=== Begin Enclosure ===
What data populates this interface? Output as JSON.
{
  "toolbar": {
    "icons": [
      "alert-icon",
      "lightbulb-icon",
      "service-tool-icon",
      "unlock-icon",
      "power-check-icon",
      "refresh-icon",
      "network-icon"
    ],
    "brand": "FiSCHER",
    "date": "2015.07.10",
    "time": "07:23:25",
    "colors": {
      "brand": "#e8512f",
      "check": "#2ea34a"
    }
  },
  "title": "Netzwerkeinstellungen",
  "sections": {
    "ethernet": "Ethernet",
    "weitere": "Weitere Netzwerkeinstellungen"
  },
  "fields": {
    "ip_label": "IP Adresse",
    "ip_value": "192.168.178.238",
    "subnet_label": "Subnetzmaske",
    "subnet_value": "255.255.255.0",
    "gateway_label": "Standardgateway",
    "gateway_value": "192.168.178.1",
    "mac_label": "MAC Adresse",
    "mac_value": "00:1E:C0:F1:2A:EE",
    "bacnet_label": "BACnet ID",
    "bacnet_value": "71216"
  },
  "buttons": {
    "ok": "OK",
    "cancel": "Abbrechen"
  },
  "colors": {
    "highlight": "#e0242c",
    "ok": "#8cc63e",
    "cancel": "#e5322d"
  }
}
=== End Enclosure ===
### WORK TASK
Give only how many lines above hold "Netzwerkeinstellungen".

### EXERCISE OUTPUT
2